Work required: Show all lines from the data that include the word "main".
(Beginning of Records to use)
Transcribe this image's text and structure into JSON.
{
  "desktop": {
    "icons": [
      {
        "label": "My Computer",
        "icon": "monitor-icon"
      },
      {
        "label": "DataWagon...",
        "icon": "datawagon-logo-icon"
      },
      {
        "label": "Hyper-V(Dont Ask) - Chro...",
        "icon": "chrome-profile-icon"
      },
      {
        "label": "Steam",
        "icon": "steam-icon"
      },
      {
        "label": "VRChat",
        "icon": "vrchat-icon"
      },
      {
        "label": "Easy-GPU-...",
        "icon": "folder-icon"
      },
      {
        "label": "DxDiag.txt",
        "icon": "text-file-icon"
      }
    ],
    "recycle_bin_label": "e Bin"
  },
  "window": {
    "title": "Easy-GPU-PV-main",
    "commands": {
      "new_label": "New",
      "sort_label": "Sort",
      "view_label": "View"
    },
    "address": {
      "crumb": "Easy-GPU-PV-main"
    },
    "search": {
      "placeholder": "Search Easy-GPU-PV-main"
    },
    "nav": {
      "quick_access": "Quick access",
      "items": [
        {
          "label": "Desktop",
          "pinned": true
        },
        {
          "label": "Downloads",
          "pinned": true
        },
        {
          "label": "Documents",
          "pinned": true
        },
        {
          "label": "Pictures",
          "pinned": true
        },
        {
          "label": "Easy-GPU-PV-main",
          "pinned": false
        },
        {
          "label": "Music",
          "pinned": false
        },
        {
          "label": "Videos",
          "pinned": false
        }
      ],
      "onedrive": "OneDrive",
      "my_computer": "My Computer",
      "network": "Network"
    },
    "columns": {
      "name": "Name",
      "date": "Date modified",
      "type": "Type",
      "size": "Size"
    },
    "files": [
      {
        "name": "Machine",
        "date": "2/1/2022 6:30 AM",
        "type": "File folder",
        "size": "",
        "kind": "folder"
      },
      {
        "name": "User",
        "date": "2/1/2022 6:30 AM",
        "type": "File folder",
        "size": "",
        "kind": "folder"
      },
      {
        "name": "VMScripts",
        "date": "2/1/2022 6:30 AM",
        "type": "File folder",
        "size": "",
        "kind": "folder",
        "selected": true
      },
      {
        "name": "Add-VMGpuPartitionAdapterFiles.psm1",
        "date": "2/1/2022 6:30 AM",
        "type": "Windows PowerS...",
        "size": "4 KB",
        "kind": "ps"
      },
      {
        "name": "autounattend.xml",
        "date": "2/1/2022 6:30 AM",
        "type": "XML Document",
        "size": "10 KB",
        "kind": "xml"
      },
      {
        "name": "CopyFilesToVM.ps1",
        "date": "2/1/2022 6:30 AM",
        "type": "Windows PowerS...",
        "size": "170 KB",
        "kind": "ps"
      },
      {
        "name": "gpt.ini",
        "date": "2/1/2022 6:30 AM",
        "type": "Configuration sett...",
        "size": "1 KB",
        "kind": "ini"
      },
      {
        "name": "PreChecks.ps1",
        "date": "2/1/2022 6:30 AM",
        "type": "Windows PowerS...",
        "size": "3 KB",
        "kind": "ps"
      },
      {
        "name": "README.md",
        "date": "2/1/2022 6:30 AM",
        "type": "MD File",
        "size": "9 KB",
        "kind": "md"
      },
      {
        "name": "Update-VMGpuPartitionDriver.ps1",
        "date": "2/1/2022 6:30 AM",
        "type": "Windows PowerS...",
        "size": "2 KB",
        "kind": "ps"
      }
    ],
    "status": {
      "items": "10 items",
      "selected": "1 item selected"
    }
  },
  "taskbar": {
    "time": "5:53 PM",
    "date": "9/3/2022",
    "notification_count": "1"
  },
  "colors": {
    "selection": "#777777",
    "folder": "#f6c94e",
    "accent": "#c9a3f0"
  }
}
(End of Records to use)
Problem solution:
    "title": "Easy-GPU-PV-main",
      "crumb": "Easy-GPU-PV-main"
      "placeholder": "Search Easy-GPU-PV-main"
          "label": "Easy-GPU-PV-main",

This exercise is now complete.